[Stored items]
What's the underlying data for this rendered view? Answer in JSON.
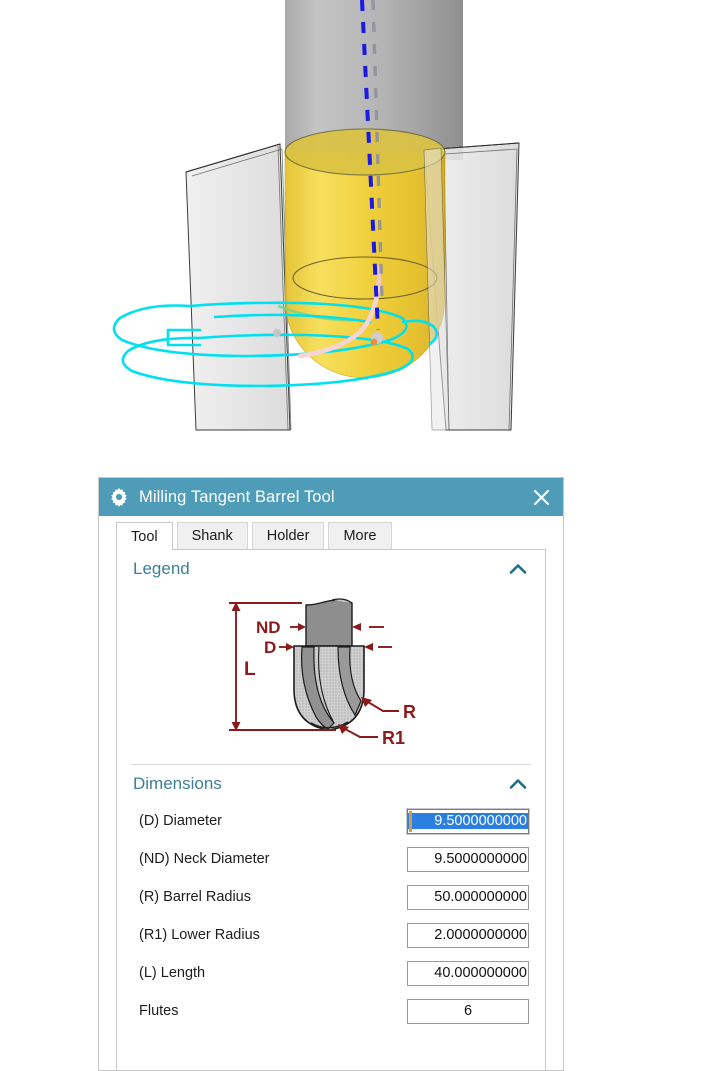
{
  "viewport": {
    "name": "3d-tool-simulation-view",
    "description": "CAM simulation of a tangent barrel milling tool cutting a workpiece",
    "colors": {
      "background": "#ffffff",
      "shank_gray_light": "#b9b9b9",
      "shank_gray_dark": "#969696",
      "barrel_yellow_light": "#f3d63c",
      "barrel_yellow_mid": "#e8c31c",
      "barrel_yellow_dark": "#cfae18",
      "barrel_top_face": "#d9c24a",
      "workpiece_fill": "#e9e9e9",
      "workpiece_edge": "#3a3a3a",
      "toolpath_cyan": "#00e0f0",
      "axis_blue": "#1a1ae0",
      "axis_gray": "#8a8a9a",
      "lead_pink": "#f6cfd0",
      "contact_point_orange": "#f0903a",
      "contact_point_gray": "#c9c9c9",
      "tangent_green": "#7fd98a"
    }
  },
  "dialog": {
    "title": "Milling Tangent Barrel Tool",
    "gear_icon": "gear-icon",
    "close_icon": "close-icon",
    "accent_color": "#4e9cb8",
    "tabs": [
      {
        "label": "Tool",
        "active": true
      },
      {
        "label": "Shank",
        "active": false
      },
      {
        "label": "Holder",
        "active": false
      },
      {
        "label": "More",
        "active": false
      }
    ],
    "sections": {
      "legend": {
        "title": "Legend",
        "collapse_icon": "chevron-up-icon",
        "expanded": true,
        "diagram": {
          "name": "barrel-tool-legend-diagram",
          "annotation_color": "#8b1a1a",
          "labels": [
            "ND",
            "D",
            "L",
            "R",
            "R1"
          ]
        }
      },
      "dimensions": {
        "title": "Dimensions",
        "collapse_icon": "chevron-up-icon",
        "expanded": true,
        "fields": [
          {
            "label": "(D) Diameter",
            "value": "9.5000000000",
            "focused": true,
            "selected": true,
            "align": "right"
          },
          {
            "label": "(ND) Neck Diameter",
            "value": "9.5000000000",
            "focused": false,
            "selected": false,
            "align": "right"
          },
          {
            "label": "(R) Barrel Radius",
            "value": "50.000000000",
            "focused": false,
            "selected": false,
            "align": "right"
          },
          {
            "label": "(R1) Lower Radius",
            "value": "2.0000000000",
            "focused": false,
            "selected": false,
            "align": "right"
          },
          {
            "label": "(L) Length",
            "value": "40.000000000",
            "focused": false,
            "selected": false,
            "align": "right"
          },
          {
            "label": "Flutes",
            "value": "6",
            "focused": false,
            "selected": false,
            "align": "center"
          }
        ]
      }
    }
  }
}
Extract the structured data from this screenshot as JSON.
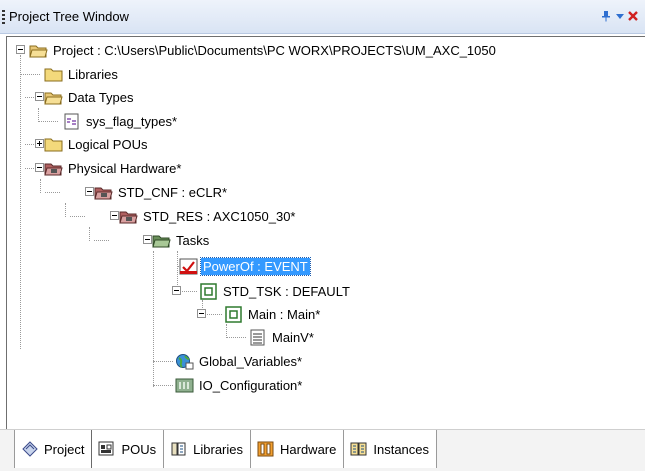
{
  "window": {
    "title": "Project Tree Window",
    "pin_icon": "pin-icon",
    "menu_icon": "dropdown-arrow-icon",
    "close_icon": "close-icon"
  },
  "tree": {
    "project": "Project : C:\\Users\\Public\\Documents\\PC WORX\\PROJECTS\\UM_AXC_1050",
    "libraries": "Libraries",
    "data_types": "Data Types",
    "sys_flag_types": "sys_flag_types*",
    "logical_pous": "Logical POUs",
    "physical_hardware": "Physical Hardware*",
    "std_cnf": "STD_CNF : eCLR*",
    "std_res": "STD_RES : AXC1050_30*",
    "tasks": "Tasks",
    "powerof": "PowerOf : EVENT",
    "std_tsk": "STD_TSK : DEFAULT",
    "main": "Main : Main*",
    "mainv": "MainV*",
    "global_variables": "Global_Variables*",
    "io_configuration": "IO_Configuration*"
  },
  "tabs": {
    "project": "Project",
    "pous": "POUs",
    "libraries": "Libraries",
    "hardware": "Hardware",
    "instances": "Instances"
  },
  "colors": {
    "selection": "#3399ff",
    "title_bar": "#dfe8f6"
  }
}
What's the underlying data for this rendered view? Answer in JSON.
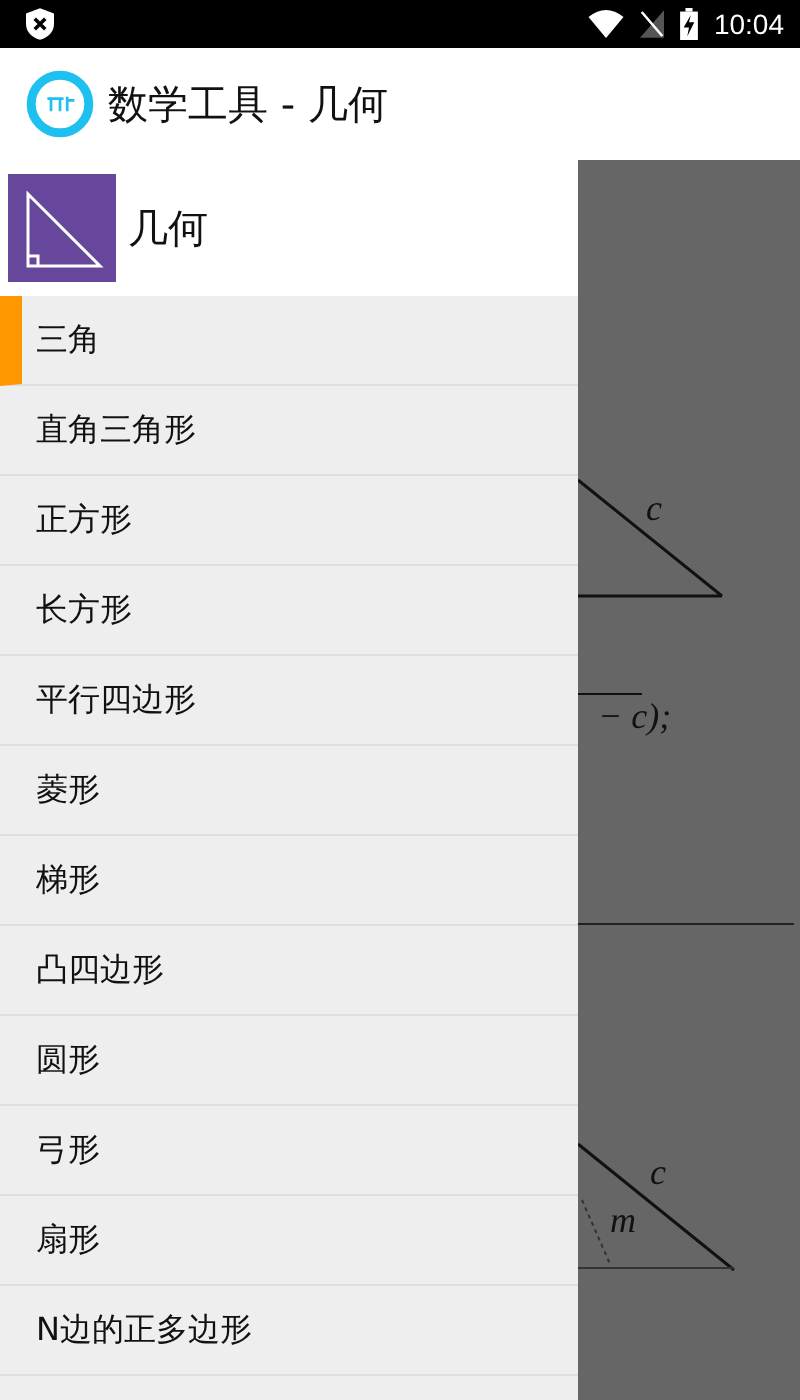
{
  "status_bar": {
    "time": "10:04"
  },
  "app_bar": {
    "title": "数学工具 - 几何"
  },
  "drawer": {
    "header": "几何",
    "items": [
      {
        "label": "三角",
        "selected": true
      },
      {
        "label": "直角三角形",
        "selected": false
      },
      {
        "label": "正方形",
        "selected": false
      },
      {
        "label": "长方形",
        "selected": false
      },
      {
        "label": "平行四边形",
        "selected": false
      },
      {
        "label": "菱形",
        "selected": false
      },
      {
        "label": "梯形",
        "selected": false
      },
      {
        "label": "凸四边形",
        "selected": false
      },
      {
        "label": "圆形",
        "selected": false
      },
      {
        "label": "弓形",
        "selected": false
      },
      {
        "label": "扇形",
        "selected": false
      },
      {
        "label": "N边的正多边形",
        "selected": false
      }
    ]
  },
  "background_content": {
    "labels": [
      "c",
      "− c);",
      "c",
      "m"
    ]
  }
}
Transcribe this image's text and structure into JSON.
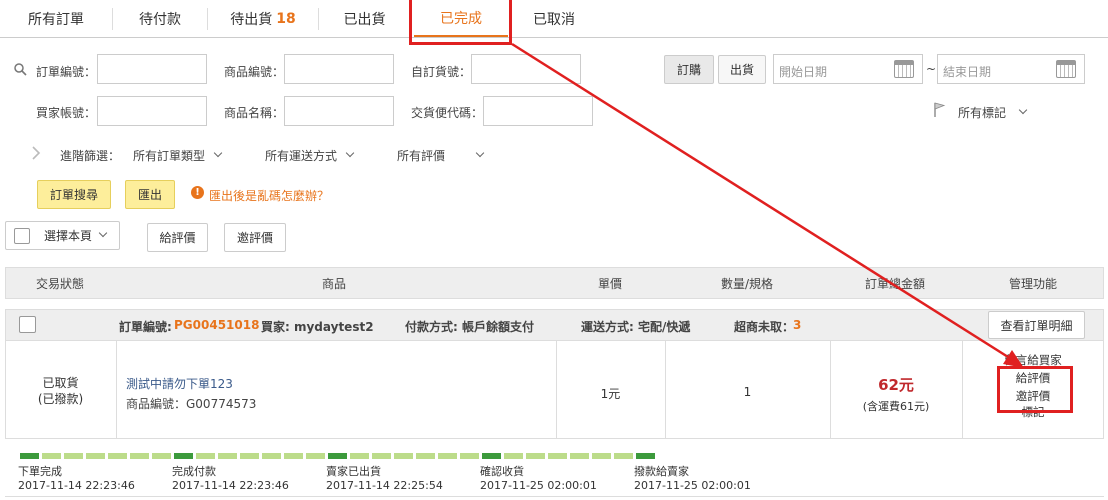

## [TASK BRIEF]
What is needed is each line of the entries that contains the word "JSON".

## [SOLVED PROBLEM]
What's the underlying data for this rendered view? Answer in JSON.
Extract the structured data from this screenshot as JSON.
What's the underlying data for this rendered view? Answer in JSON.
Transcribe this image's text and structure into JSON.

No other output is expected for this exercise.